═══ Dataset records
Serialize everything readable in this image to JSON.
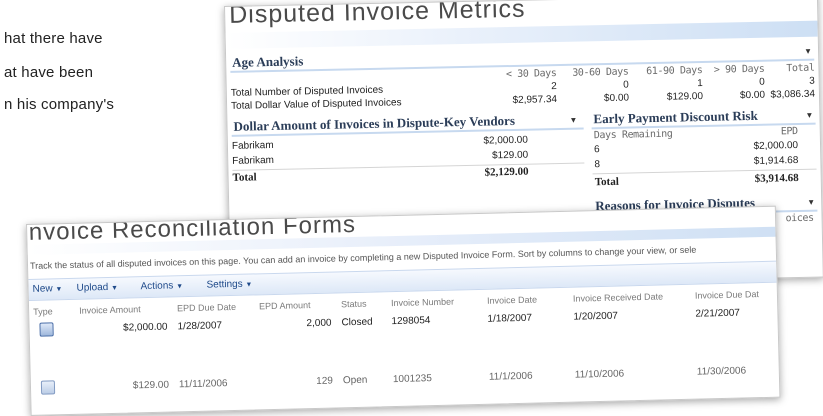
{
  "body_text": [
    "hat there have",
    "at  have  been",
    "n his company's"
  ],
  "metrics": {
    "title": "Disputed Invoice Metrics",
    "age_analysis": {
      "header": "Age Analysis",
      "columns": [
        "< 30 Days",
        "30-60 Days",
        "61-90 Days",
        "> 90 Days",
        "Total"
      ],
      "rows": [
        {
          "label": "Total Number of Disputed Invoices",
          "values": [
            "2",
            "0",
            "1",
            "0",
            "3"
          ]
        },
        {
          "label": "Total Dollar Value of Disputed Invoices",
          "values": [
            "$2,957.34",
            "$0.00",
            "$129.00",
            "$0.00",
            "$3,086.34"
          ]
        }
      ]
    },
    "dollar_amount": {
      "header": "Dollar Amount of Invoices in Dispute-Key Vendors",
      "rows": [
        {
          "vendor": "Fabrikam",
          "amount": "$2,000.00"
        },
        {
          "vendor": "Fabrikam",
          "amount": "$129.00"
        }
      ],
      "total_label": "Total",
      "total_value": "$2,129.00"
    },
    "early_payment": {
      "header": "Early Payment Discount Risk",
      "columns": [
        "Days Remaining",
        "EPD"
      ],
      "rows": [
        {
          "days": "6",
          "epd": "$2,000.00"
        },
        {
          "days": "8",
          "epd": "$1,914.68"
        }
      ],
      "total_label": "Total",
      "total_value": "$3,914.68"
    },
    "reasons": {
      "header": "Reasons for Invoice Disputes",
      "partial_col": "oices"
    }
  },
  "recon": {
    "title": "Invoice Reconciliation Forms",
    "description": "Track the status of all disputed invoices on this page.  You can add an invoice by completing a new Disputed Invoice Form.  Sort by columns to change your view, or sele",
    "toolbar": [
      "New",
      "Upload",
      "Actions",
      "Settings"
    ],
    "columns": [
      "Type",
      "Invoice Amount",
      "EPD Due Date",
      "EPD Amount",
      "Status",
      "Invoice Number",
      "Invoice Date",
      "Invoice Received Date",
      "Invoice Due Dat"
    ],
    "rows": [
      [
        "",
        "$2,000.00",
        "1/28/2007",
        "2,000",
        "Closed",
        "1298054",
        "1/18/2007",
        "1/20/2007",
        "2/21/2007"
      ],
      [
        "",
        "$129.00",
        "11/11/2006",
        "129",
        "Open",
        "1001235",
        "11/1/2006",
        "11/10/2006",
        "11/30/2006"
      ]
    ]
  },
  "icons": {
    "dropdown": "chevron-down-icon",
    "document": "document-icon"
  },
  "colors": {
    "header_text": "#2b3d58",
    "toolbar_link": "#1f4a8a",
    "band": "#cddff4"
  }
}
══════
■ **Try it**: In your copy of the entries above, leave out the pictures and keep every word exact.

■ **Task response**:
Serialize everything readable in this image to JSON.
{
  "body_text": [
    "hat there have",
    "at  have  been",
    "n his company's"
  ],
  "metrics": {
    "title": "Disputed Invoice Metrics",
    "age_analysis": {
      "header": "Age Analysis",
      "columns": [
        "< 30 Days",
        "30-60 Days",
        "61-90 Days",
        "> 90 Days",
        "Total"
      ],
      "rows": [
        {
          "label": "Total Number of Disputed Invoices",
          "values": [
            "2",
            "0",
            "1",
            "0",
            "3"
          ]
        },
        {
          "label": "Total Dollar Value of Disputed Invoices",
          "values": [
            "$2,957.34",
            "$0.00",
            "$129.00",
            "$0.00",
            "$3,086.34"
          ]
        }
      ]
    },
    "dollar_amount": {
      "header": "Dollar Amount of Invoices in Dispute-Key Vendors",
      "rows": [
        {
          "vendor": "Fabrikam",
          "amount": "$2,000.00"
        },
        {
          "vendor": "Fabrikam",
          "amount": "$129.00"
        }
      ],
      "total_label": "Total",
      "total_value": "$2,129.00"
    },
    "early_payment": {
      "header": "Early Payment Discount Risk",
      "columns": [
        "Days Remaining",
        "EPD"
      ],
      "rows": [
        {
          "days": "6",
          "epd": "$2,000.00"
        },
        {
          "days": "8",
          "epd": "$1,914.68"
        }
      ],
      "total_label": "Total",
      "total_value": "$3,914.68"
    },
    "reasons": {
      "header": "Reasons for Invoice Disputes",
      "partial_col": "oices"
    }
  },
  "recon": {
    "title": "Invoice Reconciliation Forms",
    "description": "Track the status of all disputed invoices on this page.  You can add an invoice by completing a new Disputed Invoice Form.  Sort by columns to change your view, or sele",
    "toolbar": [
      "New",
      "Upload",
      "Actions",
      "Settings"
    ],
    "columns": [
      "Type",
      "Invoice Amount",
      "EPD Due Date",
      "EPD Amount",
      "Status",
      "Invoice Number",
      "Invoice Date",
      "Invoice Received Date",
      "Invoice Due Dat"
    ],
    "rows": [
      [
        "",
        "$2,000.00",
        "1/28/2007",
        "2,000",
        "Closed",
        "1298054",
        "1/18/2007",
        "1/20/2007",
        "2/21/2007"
      ],
      [
        "",
        "$129.00",
        "11/11/2006",
        "129",
        "Open",
        "1001235",
        "11/1/2006",
        "11/10/2006",
        "11/30/2006"
      ]
    ]
  },
  "icons": {
    "dropdown": "chevron-down-icon",
    "document": "document-icon"
  },
  "colors": {
    "header_text": "#2b3d58",
    "toolbar_link": "#1f4a8a",
    "band": "#cddff4"
  }
}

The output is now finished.